Douglas Branham, an employee of Colonial Claims, adjusted the loss associated with the Plaintiffs' main building and carriage house for Nationwide. The loss for the main building was adjusted at $30,867.57 less $6,120.07 in deductible and depreciation, for an estimated loss of $24,747.50. He adjusted the carriage house loss at $28,204.66 less $5,235.79 in deductible and depreciation, for an estimated loss of $22,968.87. However, Lewis Robinson, also an employee of Colonial Claims, adjusted the carriage house loss at $23,928.23 less $7,373.27 in deductible and depreciation, for an estimated loss of $16,544.96. (Doc. 40, Def. Opp. Brief, Ex. A). Nationwide must pay for covered losses under the policy. Covered losses include loss due to flooding.
The Plaintiffs seek partial summary judgment on the issue of damages. They contend that since Branham, the Defendant's adjustor, has set the total loss incurred by the Plaintiffs at $47,716.37, a jury would not be allowed to award less than this amount. Plaintiffs argue that they are entitled to a judgment of at least this amount because they have complied with the insurance policy's terms and because flooding is a covered loss under the policy. The Defendant maintains that summary judgment is not appropriate because partial summary judgment is not available for only a part of a claim. Nationwide also contends that there is a genuine dispute of material fact as to the damages.
The Plaintiffs want us to make a finding on a portion of their breach of contract claim.
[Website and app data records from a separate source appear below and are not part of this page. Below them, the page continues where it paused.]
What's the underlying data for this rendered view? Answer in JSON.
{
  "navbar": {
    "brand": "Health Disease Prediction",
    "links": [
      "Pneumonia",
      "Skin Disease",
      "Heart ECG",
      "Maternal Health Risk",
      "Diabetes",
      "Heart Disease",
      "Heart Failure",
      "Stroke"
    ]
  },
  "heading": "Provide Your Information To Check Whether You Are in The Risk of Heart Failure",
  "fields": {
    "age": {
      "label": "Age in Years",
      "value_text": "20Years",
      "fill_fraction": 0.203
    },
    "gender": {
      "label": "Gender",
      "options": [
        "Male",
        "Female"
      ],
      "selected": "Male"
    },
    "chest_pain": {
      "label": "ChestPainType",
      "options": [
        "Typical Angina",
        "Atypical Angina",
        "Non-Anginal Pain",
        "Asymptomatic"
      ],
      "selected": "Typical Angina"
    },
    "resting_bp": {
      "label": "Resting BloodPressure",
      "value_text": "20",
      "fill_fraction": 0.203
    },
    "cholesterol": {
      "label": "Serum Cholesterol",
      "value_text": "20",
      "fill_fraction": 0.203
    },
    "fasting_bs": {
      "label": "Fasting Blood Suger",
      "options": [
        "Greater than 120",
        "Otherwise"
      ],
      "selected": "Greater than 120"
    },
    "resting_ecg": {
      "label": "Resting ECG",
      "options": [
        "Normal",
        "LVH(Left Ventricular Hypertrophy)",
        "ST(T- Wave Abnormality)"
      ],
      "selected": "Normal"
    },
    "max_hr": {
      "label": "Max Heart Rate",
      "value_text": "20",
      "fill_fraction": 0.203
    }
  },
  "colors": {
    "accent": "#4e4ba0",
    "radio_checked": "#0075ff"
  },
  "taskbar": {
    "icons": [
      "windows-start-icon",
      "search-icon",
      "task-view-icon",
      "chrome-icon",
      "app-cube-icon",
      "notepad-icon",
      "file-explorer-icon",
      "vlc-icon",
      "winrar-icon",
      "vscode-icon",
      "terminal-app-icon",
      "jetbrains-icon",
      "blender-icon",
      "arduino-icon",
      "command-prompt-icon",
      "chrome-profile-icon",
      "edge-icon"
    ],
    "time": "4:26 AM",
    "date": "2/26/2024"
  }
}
However, we must agree with the Defendant that Federal Rule of Civil Procedure 56 "does not contemplate a summary judgment for a portion of a single claim in a suit." Coffman v. Federal Laboratories, Inc., 171 F.2d 94, 98 (3d Cir. 1949)(internal quotation and citation omitted); Connelly v. Wolf, Block, Schorr, and Solis-Cohen, 463 F. Supp. 914, 919 (E.D.Pa. 1978)("The Federal Rules of Civil Procedure do not provide for partial summary judgment for a portion of a single claim."); Testa v. Janssen, 492 F. Supp. 198, 204 (W.D.Pa. 1980)("The Federal Rules of Civil Procedure do not authorize partial summary judgment for a portion of a single claim."); New Jersey Auto. Ins. Plan v. Sciarra, 103 F. Supp. 2d 388, 396 (D.N.J. 1998)("Nothing in [Rule 56] can be read to allow partial summary judgment on only one portion of a claim.").
We further note that it is clear to us that the dispute in this case centers around whether Nationwide has breached its contract with the Plaintiffs and, if so, the amount any insurance payment should be. Contrary to Plaintiffs' assertions that they have complied with the terms of the policy and that their loss is covered, the nature and amount of liability have yet to be determined. While the Defendant agrees that it has to pay for covered losses, it disputes what is covered under the policy. At this stage there are clearly material facts that remain in dispute.
We will enter an appropriate order.
AND NOW, this 11th day of January, 2006, it is ordered that the Plaintiffs' motion for partial summary ...